Chopra criticizes Mlodinow for relentlessly confusing levels when it comes to reaching for an explanation to this fundamental question. For example, we don’t think gasoline drives a car, he points out. Such a conclusion would be confusing levels of causation, assuming that all answers are to be found in the physics and chemistry of cars rather than in the agency of the driver and the car designer. Or that the products of thought—such as literature or poetry or invention—can be captured or explained by appealing merely to the firing of neuronal connections in the brain. The meaning of poetry and the subtlety of brain chemistry represent difference levels of existence, different levels of causation, different levels of explanation.

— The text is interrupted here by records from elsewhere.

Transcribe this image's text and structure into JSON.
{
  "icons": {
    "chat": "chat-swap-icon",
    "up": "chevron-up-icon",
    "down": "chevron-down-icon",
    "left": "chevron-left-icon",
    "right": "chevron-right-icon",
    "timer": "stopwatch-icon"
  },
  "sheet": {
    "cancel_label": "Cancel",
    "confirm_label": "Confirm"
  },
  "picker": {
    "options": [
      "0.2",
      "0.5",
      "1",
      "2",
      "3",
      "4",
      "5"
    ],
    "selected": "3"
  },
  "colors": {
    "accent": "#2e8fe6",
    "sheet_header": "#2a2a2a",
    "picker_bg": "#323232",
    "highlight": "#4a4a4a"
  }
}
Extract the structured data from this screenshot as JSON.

So, good for Chopra on that front. But then he goes further, making, to my mind, the exact opposite mistake to Mlodinow. Deepak’s spiritual worldview asserts that consciousness is foundational in the cosmos. That’s all well and good, but in an effort to assert that intelligence, consciousness, and life are not merely the product of evolution but are intrinsic to the universe itself (and to counter those who dismiss these qualities altogether as fundamentally important) he tends to overstep. He has a habit of attributing higher expressions of these qualities to lower levels in the process, as if intelligence in a fairly advanced form can be found at more basic levels of the universe. Is an electron alive? Well, only if we really change our definition of the term. Otherwise, we may be short-shrifting the actual evolutionary breakthrough that biological life represents.

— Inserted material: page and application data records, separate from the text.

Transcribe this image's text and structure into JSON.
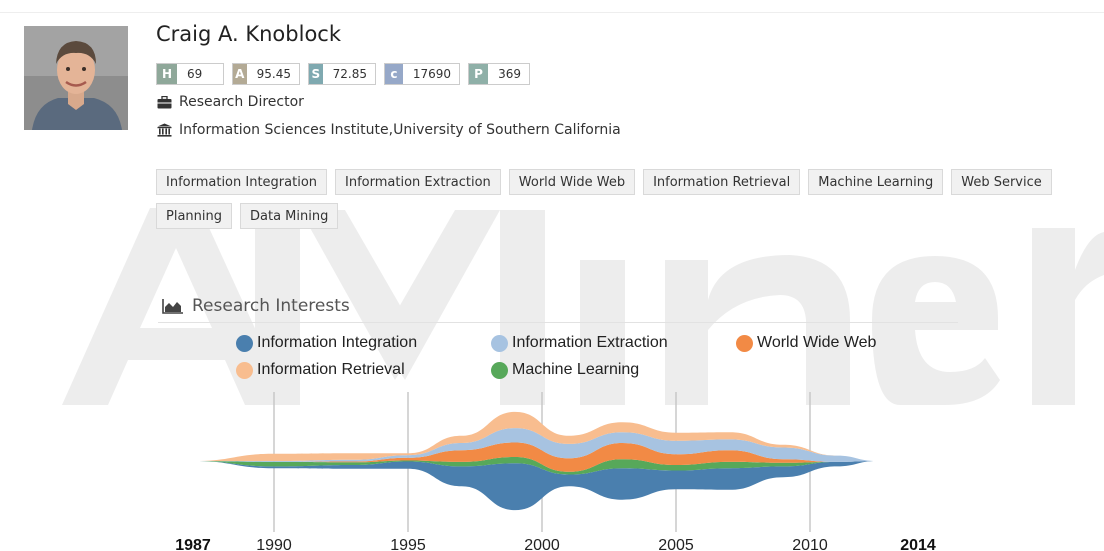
{
  "watermark": {
    "text": "AMiner"
  },
  "profile": {
    "name": "Craig A. Knoblock",
    "metrics": [
      {
        "key": "H",
        "value": "69",
        "color": "#8fa89a"
      },
      {
        "key": "A",
        "value": "95.45",
        "color": "#b3aa95"
      },
      {
        "key": "S",
        "value": "72.85",
        "color": "#7fa9b0"
      },
      {
        "key": "c",
        "value": "17690",
        "color": "#96a8c8"
      },
      {
        "key": "P",
        "value": "369",
        "color": "#8fb0a8"
      }
    ],
    "position": {
      "icon": "briefcase-icon",
      "text": "Research Director"
    },
    "affiliation": {
      "icon": "institution-icon",
      "text": "Information Sciences Institute,University of Southern California"
    }
  },
  "tags": [
    "Information Integration",
    "Information Extraction",
    "World Wide Web",
    "Information Retrieval",
    "Machine Learning",
    "Web Service",
    "Planning",
    "Data Mining"
  ],
  "research_interests": {
    "title": "Research Interests",
    "icon": "area-chart-icon"
  },
  "chart_data": {
    "type": "area",
    "x": [
      1987,
      1990,
      1993,
      1995,
      1997,
      1999,
      2001,
      2003,
      2005,
      2007,
      2009,
      2011,
      2012.5
    ],
    "x_range": [
      1987,
      2014
    ],
    "x_ticks": [
      1990,
      1995,
      2000,
      2005,
      2010
    ],
    "x_end_labels": [
      "1987",
      "2014"
    ],
    "grid": "vertical lines at ticks",
    "legend_position": "top",
    "series": [
      {
        "name": "Information Integration",
        "color": "#4a7fae",
        "values": [
          0,
          0.2,
          0.4,
          0.8,
          2.2,
          5.2,
          1.3,
          3.5,
          2.1,
          2.4,
          1.2,
          0.5,
          0
        ]
      },
      {
        "name": "Information Extraction",
        "color": "#a7c3e1",
        "values": [
          0,
          0.1,
          0.2,
          0.3,
          0.8,
          1.6,
          1.6,
          1.2,
          1.5,
          1.2,
          1.3,
          0.7,
          0
        ]
      },
      {
        "name": "World Wide Web",
        "color": "#f28a45",
        "values": [
          0,
          0,
          0.1,
          0.3,
          1.3,
          1.6,
          1.5,
          1.8,
          1.2,
          1.3,
          0.4,
          0,
          0
        ]
      },
      {
        "name": "Information Retrieval",
        "color": "#f8bd8f",
        "values": [
          0,
          0.8,
          0.7,
          0.2,
          0.8,
          1.8,
          0.9,
          1.1,
          0.9,
          0.8,
          0.3,
          0,
          0
        ]
      },
      {
        "name": "Machine Learning",
        "color": "#57a85a",
        "values": [
          0,
          0.5,
          0.3,
          0.1,
          0.5,
          0.7,
          0.3,
          1.0,
          0.6,
          0.7,
          0.4,
          0,
          0
        ]
      }
    ]
  }
}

Instead of life and consciousness being the disrespected byproducts of a material universe, Deepak wants to see them as foundational, having been there all along. “Life has always been,” he observes. But to my mind, he is inserting too much intelligence and consciousness into the origin and not leaving enough to develop in the process itself. So I find myself somewhere in the middle of this debate. Let’s make room for evolution, for emergence, for the novelties of life and consciousness to have slowly emerged over time in all their glory as the universe has developed. And if we want to claim they were there at the origin (which is a spiritually understandable thing to claim), then let’s at the very least acknowledge that they would have to have been such proto-versions of life and consciousness, such early precursors of what these qualities are today, that we don’t confuse them with actual biological life or human intelligence. Let’s not make the mistake of trying to insert higher qualities at lower levels of the process.  That’s when you start trying to say that stars might be intelligent or Gaia might have a high level of awareness. In the name of standing for consciousness, it’s easy to go overboard and implicate intelligence too far down in the evolutionary chain. Biologist Rupert Sheldrake, whose work I respect a great deal, can make the same error, speculating about the consciousness of the sun or planets in ways that are, to my mind, are an unnecessary over-response to reductionism. Not only do I think such claims are false, but they also just embolden those, like Mlodinow, who already want to undervalue things like consciousness altogether and their importance in our understanding of the universe. And it also undervalues the role that evolution plays in the development of all of these qualities, even qualities we might call spiritual.

So, what is Life? To me it seems clear that we barely understand the question. But it’s also true that fascinating things emerge as we try to give answers. Kudos to Mlodinow and Chopra for giving us more food for thought.